1. Don't let it get personal. As soon as it does, you've lost control and are just being vicious.
2. Have a code word that you can say when you feel it's getting out of hand that will put a stop to the fight, or at least give you some space.
3. Agree to disagree. You're not always going to come to a consensus, and fighting until you do can prove futile.
 
Sex and Money are Cited as the Two Most Common Reasons for Divorce:

Knowing what some of the "triggers" are for divorce is a valuable tool if you use it to your advantage. In the case of sex and money, this means that if you're still looking for a partner, finding someone who you have a good sexual chemistry with, and a similar approach to financial issues is wise. And even if you seem on the same page (or are already married), you should also always sit down with your partner and ask them pointed questions, like:
 
1. Are they satisfied - really satisfied - with your current sex life?
2. How many times a day/week/month do they want to have sex once you're married?
3. What can you do to make their experience even better, and vice versa?
4. How do they feel about money? Is it a taboo subject or one they're comfortable with?

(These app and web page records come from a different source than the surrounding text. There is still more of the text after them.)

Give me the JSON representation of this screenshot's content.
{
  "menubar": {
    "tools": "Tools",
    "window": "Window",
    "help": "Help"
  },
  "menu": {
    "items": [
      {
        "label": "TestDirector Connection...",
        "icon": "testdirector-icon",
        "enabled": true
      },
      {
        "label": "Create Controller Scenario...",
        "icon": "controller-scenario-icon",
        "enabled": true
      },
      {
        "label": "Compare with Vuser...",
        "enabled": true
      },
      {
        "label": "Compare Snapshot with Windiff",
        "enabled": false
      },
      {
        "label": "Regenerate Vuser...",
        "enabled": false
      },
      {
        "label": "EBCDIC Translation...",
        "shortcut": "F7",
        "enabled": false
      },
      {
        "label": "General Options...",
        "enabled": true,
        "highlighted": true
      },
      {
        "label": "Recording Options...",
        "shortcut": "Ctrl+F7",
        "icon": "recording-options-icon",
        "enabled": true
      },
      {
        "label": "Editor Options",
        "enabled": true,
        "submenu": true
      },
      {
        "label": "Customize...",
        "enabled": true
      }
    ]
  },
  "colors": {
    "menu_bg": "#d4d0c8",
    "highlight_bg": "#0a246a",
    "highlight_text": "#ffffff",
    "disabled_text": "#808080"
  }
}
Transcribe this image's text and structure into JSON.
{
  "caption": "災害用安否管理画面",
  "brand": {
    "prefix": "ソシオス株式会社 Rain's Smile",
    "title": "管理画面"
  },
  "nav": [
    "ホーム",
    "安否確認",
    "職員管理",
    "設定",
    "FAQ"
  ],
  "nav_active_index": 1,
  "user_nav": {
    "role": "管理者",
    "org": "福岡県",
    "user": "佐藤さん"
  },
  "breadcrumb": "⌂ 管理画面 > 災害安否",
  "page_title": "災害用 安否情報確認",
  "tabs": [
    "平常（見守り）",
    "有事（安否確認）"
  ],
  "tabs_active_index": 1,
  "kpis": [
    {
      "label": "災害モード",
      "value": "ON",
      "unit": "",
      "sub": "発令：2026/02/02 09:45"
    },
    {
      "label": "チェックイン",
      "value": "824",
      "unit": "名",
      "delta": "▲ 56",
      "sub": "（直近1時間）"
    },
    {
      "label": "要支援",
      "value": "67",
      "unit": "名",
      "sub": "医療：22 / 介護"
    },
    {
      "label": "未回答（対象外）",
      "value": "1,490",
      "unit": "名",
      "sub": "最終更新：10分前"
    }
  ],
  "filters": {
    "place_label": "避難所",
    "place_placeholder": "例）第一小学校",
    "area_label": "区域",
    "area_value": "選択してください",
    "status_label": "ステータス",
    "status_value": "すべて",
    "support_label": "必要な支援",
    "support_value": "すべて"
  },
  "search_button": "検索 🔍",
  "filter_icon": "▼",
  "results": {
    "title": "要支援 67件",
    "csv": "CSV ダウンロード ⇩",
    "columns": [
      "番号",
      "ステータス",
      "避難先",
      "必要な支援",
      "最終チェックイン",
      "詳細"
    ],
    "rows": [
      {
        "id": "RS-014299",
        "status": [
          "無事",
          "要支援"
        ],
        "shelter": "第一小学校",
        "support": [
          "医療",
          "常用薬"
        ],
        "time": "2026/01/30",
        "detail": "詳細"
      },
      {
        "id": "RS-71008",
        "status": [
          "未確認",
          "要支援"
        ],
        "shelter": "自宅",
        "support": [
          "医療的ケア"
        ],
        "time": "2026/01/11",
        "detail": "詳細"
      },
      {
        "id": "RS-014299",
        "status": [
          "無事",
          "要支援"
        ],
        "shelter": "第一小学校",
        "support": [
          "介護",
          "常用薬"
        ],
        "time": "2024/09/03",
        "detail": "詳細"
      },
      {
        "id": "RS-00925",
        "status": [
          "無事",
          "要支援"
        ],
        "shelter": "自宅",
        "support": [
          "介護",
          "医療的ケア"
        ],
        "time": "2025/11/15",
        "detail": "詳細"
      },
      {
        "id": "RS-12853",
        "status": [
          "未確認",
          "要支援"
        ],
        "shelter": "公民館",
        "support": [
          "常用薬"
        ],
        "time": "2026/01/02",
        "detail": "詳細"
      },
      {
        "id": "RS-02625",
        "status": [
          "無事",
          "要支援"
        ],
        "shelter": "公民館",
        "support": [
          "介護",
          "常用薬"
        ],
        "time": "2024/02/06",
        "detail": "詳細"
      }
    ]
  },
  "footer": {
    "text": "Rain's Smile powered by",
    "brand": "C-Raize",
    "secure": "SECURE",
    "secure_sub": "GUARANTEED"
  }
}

5. How do they envision money being dealt with in the marriage? Will one person be the bread-winner? Who will handle the bills?
 
And if the thought of having this conversation makes you uncomfortable, just think about how much more uncomfortable you'll be when your partner is looking elsewhere in a few years because they aren't satisfied. A little blushing now just might save you a lot of heartache later.